# Task goal
Where the string "Edit" shows up in a line of the records, copy that line.
Top of Working data
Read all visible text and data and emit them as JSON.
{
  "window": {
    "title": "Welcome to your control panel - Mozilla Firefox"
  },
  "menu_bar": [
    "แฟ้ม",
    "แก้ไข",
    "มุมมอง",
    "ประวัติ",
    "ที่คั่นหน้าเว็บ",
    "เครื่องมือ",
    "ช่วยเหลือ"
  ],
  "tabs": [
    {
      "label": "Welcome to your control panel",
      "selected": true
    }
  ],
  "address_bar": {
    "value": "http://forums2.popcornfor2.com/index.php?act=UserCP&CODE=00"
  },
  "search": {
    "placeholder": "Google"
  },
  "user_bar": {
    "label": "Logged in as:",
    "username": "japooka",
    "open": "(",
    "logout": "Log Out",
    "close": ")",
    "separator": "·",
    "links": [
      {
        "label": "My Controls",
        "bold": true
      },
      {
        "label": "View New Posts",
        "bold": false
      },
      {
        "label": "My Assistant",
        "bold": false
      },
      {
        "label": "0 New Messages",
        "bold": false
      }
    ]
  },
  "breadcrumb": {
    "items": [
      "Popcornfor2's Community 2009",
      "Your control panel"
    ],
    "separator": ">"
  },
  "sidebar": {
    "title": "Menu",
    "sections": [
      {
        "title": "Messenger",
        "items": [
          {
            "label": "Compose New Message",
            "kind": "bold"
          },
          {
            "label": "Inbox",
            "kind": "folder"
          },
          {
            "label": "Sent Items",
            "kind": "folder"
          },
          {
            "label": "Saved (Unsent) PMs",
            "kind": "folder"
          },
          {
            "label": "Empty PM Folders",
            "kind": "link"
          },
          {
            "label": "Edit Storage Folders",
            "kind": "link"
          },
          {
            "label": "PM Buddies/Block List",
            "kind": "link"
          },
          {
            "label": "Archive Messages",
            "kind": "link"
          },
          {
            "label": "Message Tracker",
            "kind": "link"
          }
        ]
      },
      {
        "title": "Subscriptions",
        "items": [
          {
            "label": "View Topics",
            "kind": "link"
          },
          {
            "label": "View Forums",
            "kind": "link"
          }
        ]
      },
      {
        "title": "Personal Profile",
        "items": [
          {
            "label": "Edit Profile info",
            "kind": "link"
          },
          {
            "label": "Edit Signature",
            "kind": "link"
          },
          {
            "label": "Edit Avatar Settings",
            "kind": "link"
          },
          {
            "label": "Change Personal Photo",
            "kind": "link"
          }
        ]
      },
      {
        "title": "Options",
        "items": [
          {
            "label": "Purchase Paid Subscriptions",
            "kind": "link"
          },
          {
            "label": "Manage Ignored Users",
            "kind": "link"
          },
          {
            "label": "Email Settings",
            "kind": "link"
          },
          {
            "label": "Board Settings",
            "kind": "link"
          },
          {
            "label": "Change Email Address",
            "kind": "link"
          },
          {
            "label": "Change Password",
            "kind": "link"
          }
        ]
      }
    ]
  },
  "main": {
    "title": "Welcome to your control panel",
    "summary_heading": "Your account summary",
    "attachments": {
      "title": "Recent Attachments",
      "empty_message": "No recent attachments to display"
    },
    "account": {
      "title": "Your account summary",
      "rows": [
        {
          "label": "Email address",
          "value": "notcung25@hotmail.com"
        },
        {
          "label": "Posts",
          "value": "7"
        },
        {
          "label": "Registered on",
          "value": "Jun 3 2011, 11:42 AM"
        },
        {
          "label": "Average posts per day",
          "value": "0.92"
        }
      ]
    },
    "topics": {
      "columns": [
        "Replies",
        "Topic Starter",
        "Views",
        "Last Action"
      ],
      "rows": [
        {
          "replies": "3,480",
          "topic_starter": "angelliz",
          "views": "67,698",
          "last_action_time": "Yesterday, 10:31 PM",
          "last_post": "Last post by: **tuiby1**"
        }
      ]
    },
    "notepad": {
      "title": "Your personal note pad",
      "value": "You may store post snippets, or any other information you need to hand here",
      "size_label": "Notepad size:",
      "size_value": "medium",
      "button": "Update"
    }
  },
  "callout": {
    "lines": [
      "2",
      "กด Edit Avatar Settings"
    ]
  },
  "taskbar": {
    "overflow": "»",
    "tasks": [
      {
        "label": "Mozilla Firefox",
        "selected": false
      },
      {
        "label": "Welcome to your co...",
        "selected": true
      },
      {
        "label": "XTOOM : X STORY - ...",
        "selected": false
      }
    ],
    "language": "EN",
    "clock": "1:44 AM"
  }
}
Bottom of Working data
# Exercise solution
            "label": "Edit Storage Folders",
            "label": "Edit Profile info",
            "label": "Edit Signature",
            "label": "Edit Avatar Settings",
      "กด Edit Avatar Settings"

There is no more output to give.